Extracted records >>

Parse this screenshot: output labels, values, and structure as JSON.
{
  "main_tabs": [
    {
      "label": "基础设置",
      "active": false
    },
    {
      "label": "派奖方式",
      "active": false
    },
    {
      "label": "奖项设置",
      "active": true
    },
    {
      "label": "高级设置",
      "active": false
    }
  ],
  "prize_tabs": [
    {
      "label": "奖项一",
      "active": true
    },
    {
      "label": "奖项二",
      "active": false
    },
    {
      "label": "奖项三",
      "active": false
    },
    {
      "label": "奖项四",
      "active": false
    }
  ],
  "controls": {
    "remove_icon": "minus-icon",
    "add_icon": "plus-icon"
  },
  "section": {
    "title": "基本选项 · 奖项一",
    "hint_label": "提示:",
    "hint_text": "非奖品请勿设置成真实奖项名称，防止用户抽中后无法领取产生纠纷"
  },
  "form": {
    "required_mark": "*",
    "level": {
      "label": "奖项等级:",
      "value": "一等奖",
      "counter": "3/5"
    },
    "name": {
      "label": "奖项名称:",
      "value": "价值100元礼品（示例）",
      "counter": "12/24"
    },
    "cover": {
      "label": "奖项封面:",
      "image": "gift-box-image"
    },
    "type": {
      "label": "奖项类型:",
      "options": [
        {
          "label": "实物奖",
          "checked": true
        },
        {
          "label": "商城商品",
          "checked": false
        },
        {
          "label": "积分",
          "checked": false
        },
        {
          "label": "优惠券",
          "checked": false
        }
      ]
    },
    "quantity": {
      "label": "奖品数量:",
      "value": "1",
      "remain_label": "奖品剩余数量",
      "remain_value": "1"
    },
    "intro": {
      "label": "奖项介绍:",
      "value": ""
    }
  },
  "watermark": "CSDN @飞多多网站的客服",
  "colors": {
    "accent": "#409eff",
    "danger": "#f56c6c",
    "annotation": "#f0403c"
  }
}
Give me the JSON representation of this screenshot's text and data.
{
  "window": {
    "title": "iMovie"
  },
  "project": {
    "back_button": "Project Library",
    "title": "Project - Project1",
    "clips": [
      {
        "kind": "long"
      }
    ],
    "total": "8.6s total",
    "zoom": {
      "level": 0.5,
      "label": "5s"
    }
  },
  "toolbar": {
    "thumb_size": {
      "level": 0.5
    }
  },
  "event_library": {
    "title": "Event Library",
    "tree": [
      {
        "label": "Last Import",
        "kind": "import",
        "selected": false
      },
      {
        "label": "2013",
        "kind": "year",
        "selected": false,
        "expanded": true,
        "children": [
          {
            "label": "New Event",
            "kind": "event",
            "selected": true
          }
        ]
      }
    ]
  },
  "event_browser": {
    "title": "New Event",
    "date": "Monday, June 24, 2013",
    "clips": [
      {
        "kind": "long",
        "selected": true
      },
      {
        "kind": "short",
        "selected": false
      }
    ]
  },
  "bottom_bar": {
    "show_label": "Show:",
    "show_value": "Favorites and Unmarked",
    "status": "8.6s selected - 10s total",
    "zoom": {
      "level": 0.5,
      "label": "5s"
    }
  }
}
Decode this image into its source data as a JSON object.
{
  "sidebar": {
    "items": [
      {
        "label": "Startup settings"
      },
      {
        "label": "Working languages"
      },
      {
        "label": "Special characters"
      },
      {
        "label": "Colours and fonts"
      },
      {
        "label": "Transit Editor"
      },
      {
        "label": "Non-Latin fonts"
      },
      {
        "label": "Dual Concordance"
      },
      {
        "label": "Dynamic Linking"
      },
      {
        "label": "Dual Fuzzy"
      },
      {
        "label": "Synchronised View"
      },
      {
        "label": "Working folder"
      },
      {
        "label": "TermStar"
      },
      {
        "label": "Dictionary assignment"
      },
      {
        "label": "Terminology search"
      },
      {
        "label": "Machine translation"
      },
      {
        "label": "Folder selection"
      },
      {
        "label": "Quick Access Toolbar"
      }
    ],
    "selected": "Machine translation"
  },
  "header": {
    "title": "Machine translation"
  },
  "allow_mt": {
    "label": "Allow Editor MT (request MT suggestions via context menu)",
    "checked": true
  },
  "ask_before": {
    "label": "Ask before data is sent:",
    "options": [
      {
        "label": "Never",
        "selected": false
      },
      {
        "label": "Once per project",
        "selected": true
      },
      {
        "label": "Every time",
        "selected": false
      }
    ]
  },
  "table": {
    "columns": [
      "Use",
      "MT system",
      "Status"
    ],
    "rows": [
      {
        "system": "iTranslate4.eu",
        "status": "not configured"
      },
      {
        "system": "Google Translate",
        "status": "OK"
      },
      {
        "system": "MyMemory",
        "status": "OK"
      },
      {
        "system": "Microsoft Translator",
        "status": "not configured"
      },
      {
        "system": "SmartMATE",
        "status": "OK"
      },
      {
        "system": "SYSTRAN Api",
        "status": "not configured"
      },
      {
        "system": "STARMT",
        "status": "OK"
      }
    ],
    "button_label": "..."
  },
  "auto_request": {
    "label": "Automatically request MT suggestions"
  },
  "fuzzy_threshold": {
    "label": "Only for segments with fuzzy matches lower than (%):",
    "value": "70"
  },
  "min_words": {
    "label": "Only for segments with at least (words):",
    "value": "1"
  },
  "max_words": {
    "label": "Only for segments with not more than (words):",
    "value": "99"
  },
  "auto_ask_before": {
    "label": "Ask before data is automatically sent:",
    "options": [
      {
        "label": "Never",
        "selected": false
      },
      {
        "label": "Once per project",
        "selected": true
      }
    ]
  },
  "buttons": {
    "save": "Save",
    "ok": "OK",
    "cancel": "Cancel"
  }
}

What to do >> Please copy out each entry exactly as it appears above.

Task output >>
Parse this screenshot: output labels, values, and structure as JSON.
{
  "main_tabs": [
    {
      "label": "基础设置",
      "active": false
    },
    {
      "label": "派奖方式",
      "active": false
    },
    {
      "label": "奖项设置",
      "active": true
    },
    {
      "label": "高级设置",
      "active": false
    }
  ],
  "prize_tabs": [
    {
      "label": "奖项一",
      "active": true
    },
    {
      "label": "奖项二",
      "active": false
    },
    {
      "label": "奖项三",
      "active": false
    },
    {
      "label": "奖项四",
      "active": false
    }
  ],
  "controls": {
    "remove_icon": "minus-icon",
    "add_icon": "plus-icon"
  },
  "section": {
    "title": "基本选项 · 奖项一",
    "hint_label": "提示:",
    "hint_text": "非奖品请勿设置成真实奖项名称，防止用户抽中后无法领取产生纠纷"
  },
  "form": {
    "required_mark": "*",
    "level": {
      "label": "奖项等级:",
      "value": "一等奖",
      "counter": "3/5"
    },
    "name": {
      "label": "奖项名称:",
      "value": "价值100元礼品（示例）",
      "counter": "12/24"
    },
    "cover": {
      "label": "奖项封面:",
      "image": "gift-box-image"
    },
    "type": {
      "label": "奖项类型:",
      "options": [
        {
          "label": "实物奖",
          "checked": true
        },
        {
          "label": "商城商品",
          "checked": false
        },
        {
          "label": "积分",
          "checked": false
        },
        {
          "label": "优惠券",
          "checked": false
        }
      ]
    },
    "quantity": {
      "label": "奖品数量:",
      "value": "1",
      "remain_label": "奖品剩余数量",
      "remain_value": "1"
    },
    "intro": {
      "label": "奖项介绍:",
      "value": ""
    }
  },
  "watermark": "CSDN @飞多多网站的客服",
  "colors": {
    "accent": "#409eff",
    "danger": "#f56c6c",
    "annotation": "#f0403c"
  }
}
Give me the JSON representation of this screenshot's text and data.
{
  "window": {
    "title": "iMovie"
  },
  "project": {
    "back_button": "Project Library",
    "title": "Project - Project1",
    "clips": [
      {
        "kind": "long"
      }
    ],
    "total": "8.6s total",
    "zoom": {
      "level": 0.5,
      "label": "5s"
    }
  },
  "toolbar": {
    "thumb_size": {
      "level": 0.5
    }
  },
  "event_library": {
    "title": "Event Library",
    "tree": [
      {
        "label": "Last Import",
        "kind": "import",
        "selected": false
      },
      {
        "label": "2013",
        "kind": "year",
        "selected": false,
        "expanded": true,
        "children": [
          {
            "label": "New Event",
            "kind": "event",
            "selected": true
          }
        ]
      }
    ]
  },
  "event_browser": {
    "title": "New Event",
    "date": "Monday, June 24, 2013",
    "clips": [
      {
        "kind": "long",
        "selected": true
      },
      {
        "kind": "short",
        "selected": false
      }
    ]
  },
  "bottom_bar": {
    "show_label": "Show:",
    "show_value": "Favorites and Unmarked",
    "status": "8.6s selected - 10s total",
    "zoom": {
      "level": 0.5,
      "label": "5s"
    }
  }
}
Decode this image into its source data as a JSON object.
{
  "sidebar": {
    "items": [
      {
        "label": "Startup settings"
      },
      {
        "label": "Working languages"
      },
      {
        "label": "Special characters"
      },
      {
        "label": "Colours and fonts"
      },
      {
        "label": "Transit Editor"
      },
      {
        "label": "Non-Latin fonts"
      },
      {
        "label": "Dual Concordance"
      },
      {
        "label": "Dynamic Linking"
      },
      {
        "label": "Dual Fuzzy"
      },
      {
        "label": "Synchronised View"
      },
      {
        "label": "Working folder"
      },
      {
        "label": "TermStar"
      },
      {
        "label": "Dictionary assignment"
      },
      {
        "label": "Terminology search"
      },
      {
        "label": "Machine translation"
      },
      {
        "label": "Folder selection"
      },
      {
        "label": "Quick Access Toolbar"
      }
    ],
    "selected": "Machine translation"
  },
  "header": {
    "title": "Machine translation"
  },
  "allow_mt": {
    "label": "Allow Editor MT (request MT suggestions via context menu)",
    "checked": true
  },
  "ask_before": {
    "label": "Ask before data is sent:",
    "options": [
      {
        "label": "Never",
        "selected": false
      },
      {
        "label": "Once per project",
        "selected": true
      },
      {
        "label": "Every time",
        "selected": false
      }
    ]
  },
  "table": {
    "columns": [
      "Use",
      "MT system",
      "Status"
    ],
    "rows": [
      {
        "system": "iTranslate4.eu",
        "status": "not configured"
      },
      {
        "system": "Google Translate",
        "status": "OK"
      },
      {
        "system": "MyMemory",
        "status": "OK"
      },
      {
        "system": "Microsoft Translator",
        "status": "not configured"
      },
      {
        "system": "SmartMATE",
        "status": "OK"
      },
      {
        "system": "SYSTRAN Api",
        "status": "not configured"
      },
      {
        "system": "STARMT",
        "status": "OK"
      }
    ],
    "button_label": "..."
  },
  "auto_request": {
    "label": "Automatically request MT suggestions"
  },
  "fuzzy_threshold": {
    "label": "Only for segments with fuzzy matches lower than (%):",
    "value": "70"
  },
  "min_words": {
    "label": "Only for segments with at least (words):",
    "value": "1"
  },
  "max_words": {
    "label": "Only for segments with not more than (words):",
    "value": "99"
  },
  "auto_ask_before": {
    "label": "Ask before data is automatically sent:",
    "options": [
      {
        "label": "Never",
        "selected": false
      },
      {
        "label": "Once per project",
        "selected": true
      }
    ]
  },
  "buttons": {
    "save": "Save",
    "ok": "OK",
    "cancel": "Cancel"
  }
}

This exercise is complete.